Begin at the line below that contains "What data populates" and write out every line from there to the end of the entries, exactly.
[Start of section]
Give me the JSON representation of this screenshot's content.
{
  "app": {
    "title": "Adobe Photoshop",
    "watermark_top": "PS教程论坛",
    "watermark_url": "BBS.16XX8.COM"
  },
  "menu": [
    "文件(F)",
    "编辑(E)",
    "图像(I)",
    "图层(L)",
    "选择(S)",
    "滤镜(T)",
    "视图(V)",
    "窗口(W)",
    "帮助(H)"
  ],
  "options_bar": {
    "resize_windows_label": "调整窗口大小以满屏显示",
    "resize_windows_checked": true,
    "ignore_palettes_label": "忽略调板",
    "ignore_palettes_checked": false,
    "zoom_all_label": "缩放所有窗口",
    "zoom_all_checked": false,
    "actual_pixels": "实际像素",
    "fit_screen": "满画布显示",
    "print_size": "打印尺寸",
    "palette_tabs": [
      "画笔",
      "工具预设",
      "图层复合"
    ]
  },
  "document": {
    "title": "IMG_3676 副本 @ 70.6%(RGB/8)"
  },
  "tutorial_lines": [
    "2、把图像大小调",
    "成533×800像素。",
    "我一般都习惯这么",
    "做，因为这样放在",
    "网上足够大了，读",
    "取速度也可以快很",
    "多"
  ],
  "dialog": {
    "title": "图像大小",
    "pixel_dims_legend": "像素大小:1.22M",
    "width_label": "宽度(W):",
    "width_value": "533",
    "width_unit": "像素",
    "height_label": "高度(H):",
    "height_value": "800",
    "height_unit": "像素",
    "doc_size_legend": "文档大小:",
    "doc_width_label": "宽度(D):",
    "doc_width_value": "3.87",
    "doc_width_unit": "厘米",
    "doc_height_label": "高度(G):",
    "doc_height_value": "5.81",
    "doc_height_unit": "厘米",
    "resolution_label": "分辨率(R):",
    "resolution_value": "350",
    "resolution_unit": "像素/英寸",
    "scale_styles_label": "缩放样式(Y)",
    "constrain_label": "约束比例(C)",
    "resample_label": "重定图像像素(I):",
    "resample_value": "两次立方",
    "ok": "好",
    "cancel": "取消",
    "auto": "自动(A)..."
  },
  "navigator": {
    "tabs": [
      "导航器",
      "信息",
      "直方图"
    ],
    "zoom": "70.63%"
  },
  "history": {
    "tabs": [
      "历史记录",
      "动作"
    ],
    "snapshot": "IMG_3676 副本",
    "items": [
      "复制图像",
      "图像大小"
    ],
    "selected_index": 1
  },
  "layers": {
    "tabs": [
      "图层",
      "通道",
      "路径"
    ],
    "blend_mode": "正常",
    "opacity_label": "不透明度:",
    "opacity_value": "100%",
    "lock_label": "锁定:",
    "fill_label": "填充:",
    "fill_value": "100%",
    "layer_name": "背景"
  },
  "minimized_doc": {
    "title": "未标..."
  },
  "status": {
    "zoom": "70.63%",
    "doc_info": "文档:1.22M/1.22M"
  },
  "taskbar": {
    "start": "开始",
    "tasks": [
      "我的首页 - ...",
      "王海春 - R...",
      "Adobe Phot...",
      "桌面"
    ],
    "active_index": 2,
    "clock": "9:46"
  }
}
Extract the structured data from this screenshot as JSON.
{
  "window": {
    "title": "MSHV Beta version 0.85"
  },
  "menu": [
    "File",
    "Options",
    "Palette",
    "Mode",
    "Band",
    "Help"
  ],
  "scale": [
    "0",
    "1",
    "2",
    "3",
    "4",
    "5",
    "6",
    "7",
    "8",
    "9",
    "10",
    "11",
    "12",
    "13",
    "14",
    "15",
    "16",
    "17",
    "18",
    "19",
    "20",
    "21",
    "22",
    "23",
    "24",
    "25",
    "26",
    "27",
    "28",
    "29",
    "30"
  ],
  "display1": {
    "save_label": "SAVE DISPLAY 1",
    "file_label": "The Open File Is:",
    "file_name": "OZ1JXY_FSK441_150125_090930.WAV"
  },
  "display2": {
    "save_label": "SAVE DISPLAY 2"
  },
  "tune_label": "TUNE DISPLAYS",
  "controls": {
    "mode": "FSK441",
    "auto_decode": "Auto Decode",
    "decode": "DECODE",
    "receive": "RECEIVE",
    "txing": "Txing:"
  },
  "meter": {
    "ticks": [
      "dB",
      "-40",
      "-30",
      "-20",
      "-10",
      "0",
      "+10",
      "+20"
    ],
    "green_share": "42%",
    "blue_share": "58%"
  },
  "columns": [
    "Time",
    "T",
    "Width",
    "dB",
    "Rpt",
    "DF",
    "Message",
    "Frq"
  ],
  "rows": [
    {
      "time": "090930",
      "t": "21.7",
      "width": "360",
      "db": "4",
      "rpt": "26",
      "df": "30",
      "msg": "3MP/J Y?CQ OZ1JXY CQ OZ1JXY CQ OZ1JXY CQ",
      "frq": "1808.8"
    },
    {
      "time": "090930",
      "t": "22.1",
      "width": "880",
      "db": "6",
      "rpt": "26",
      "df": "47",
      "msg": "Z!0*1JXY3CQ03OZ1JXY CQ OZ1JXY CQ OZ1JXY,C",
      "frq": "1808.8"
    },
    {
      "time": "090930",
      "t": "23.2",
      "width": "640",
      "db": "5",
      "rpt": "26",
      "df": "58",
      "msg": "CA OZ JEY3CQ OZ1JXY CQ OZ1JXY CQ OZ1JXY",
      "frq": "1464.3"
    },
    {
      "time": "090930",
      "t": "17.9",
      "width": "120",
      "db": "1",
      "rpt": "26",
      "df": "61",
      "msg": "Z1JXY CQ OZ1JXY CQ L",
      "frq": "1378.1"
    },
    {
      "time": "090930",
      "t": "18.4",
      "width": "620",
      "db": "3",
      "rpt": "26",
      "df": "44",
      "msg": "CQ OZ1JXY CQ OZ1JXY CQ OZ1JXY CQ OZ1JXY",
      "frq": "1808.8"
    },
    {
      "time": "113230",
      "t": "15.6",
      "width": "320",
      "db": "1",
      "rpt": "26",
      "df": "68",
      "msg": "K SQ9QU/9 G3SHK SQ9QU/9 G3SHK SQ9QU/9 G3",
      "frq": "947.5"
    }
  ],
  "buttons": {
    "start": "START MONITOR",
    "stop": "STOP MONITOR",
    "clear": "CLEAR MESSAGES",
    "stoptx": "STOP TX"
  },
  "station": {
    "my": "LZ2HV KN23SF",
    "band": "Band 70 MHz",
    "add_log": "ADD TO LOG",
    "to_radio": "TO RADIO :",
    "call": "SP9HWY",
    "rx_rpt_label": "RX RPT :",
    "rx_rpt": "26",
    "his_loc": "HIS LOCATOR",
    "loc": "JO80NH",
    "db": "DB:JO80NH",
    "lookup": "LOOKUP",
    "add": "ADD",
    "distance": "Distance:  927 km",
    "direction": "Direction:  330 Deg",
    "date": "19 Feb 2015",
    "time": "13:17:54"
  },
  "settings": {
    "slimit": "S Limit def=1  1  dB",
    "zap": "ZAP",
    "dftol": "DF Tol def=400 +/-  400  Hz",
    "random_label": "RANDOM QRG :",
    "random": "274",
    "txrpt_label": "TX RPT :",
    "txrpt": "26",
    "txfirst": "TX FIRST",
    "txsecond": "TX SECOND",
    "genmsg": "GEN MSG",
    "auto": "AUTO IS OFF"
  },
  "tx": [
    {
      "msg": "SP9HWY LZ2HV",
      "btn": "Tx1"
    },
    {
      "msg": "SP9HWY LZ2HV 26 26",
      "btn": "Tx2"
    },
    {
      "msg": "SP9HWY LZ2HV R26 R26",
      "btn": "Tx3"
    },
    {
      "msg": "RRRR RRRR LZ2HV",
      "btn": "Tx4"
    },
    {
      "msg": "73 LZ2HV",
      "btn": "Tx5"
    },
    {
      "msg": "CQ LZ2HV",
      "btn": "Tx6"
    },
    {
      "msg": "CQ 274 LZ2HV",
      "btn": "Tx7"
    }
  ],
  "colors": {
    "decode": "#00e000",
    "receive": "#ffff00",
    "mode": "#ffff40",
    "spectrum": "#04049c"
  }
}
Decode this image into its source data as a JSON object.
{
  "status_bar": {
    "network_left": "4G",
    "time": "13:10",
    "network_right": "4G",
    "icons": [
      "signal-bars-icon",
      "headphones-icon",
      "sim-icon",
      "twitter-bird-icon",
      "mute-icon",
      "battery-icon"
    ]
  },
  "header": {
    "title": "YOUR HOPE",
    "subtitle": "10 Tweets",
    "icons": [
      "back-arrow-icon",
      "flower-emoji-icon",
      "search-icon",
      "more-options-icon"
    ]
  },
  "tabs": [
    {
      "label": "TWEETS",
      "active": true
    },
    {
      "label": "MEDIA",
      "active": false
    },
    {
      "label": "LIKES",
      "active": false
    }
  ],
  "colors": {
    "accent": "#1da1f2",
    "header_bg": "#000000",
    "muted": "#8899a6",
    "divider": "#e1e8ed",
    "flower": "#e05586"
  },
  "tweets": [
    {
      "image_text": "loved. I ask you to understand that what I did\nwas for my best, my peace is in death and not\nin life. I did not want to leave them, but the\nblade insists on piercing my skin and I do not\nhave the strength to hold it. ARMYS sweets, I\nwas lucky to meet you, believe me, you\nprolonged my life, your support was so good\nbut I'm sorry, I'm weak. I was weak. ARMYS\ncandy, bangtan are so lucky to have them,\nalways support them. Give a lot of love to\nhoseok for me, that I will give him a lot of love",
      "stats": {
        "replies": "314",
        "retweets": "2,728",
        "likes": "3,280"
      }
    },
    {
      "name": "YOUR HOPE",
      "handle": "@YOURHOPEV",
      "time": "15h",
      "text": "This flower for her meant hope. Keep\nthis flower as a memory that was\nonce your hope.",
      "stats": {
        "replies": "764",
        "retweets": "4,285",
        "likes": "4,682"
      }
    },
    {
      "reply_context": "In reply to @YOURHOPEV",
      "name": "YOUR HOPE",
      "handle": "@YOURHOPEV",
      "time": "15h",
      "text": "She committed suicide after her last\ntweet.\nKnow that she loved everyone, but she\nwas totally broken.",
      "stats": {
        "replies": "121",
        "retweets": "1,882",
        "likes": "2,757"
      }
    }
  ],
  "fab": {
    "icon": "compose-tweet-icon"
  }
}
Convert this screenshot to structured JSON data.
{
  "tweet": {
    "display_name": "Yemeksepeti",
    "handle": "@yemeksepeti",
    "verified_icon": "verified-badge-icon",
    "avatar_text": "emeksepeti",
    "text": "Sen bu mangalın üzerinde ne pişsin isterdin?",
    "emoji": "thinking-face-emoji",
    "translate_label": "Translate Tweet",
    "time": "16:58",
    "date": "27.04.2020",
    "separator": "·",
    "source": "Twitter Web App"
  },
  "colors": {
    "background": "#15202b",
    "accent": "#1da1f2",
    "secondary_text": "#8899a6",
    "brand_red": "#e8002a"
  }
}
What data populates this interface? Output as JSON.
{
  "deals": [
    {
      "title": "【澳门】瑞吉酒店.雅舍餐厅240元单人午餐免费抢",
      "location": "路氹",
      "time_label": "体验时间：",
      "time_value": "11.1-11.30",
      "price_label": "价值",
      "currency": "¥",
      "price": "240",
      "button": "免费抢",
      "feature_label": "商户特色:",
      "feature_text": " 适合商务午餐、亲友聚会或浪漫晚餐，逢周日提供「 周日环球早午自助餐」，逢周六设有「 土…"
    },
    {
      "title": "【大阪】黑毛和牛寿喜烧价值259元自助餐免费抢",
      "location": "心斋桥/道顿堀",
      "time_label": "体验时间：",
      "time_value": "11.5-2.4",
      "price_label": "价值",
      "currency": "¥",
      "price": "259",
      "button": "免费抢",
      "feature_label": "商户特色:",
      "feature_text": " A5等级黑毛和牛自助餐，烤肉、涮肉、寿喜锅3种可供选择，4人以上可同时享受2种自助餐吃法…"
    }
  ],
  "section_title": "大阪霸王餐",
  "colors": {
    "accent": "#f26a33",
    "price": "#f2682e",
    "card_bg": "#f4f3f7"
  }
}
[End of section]
Result of the task —
What data populates this interface? Output as JSON.
{
  "deals": [
    {
      "title": "【澳门】瑞吉酒店.雅舍餐厅240元单人午餐免费抢",
      "location": "路氹",
      "time_label": "体验时间：",
      "time_value": "11.1-11.30",
      "price_label": "价值",
      "currency": "¥",
      "price": "240",
      "button": "免费抢",
      "feature_label": "商户特色:",
      "feature_text": " 适合商务午餐、亲友聚会或浪漫晚餐，逢周日提供「 周日环球早午自助餐」，逢周六设有「 土…"
    },
    {
      "title": "【大阪】黑毛和牛寿喜烧价值259元自助餐免费抢",
      "location": "心斋桥/道顿堀",
      "time_label": "体验时间：",
      "time_value": "11.5-2.4",
      "price_label": "价值",
      "currency": "¥",
      "price": "259",
      "button": "免费抢",
      "feature_label": "商户特色:",
      "feature_text": " A5等级黑毛和牛自助餐，烤肉、涮肉、寿喜锅3种可供选择，4人以上可同时享受2种自助餐吃法…"
    }
  ],
  "section_title": "大阪霸王餐",
  "colors": {
    "accent": "#f26a33",
    "price": "#f2682e",
    "card_bg": "#f4f3f7"
  }
}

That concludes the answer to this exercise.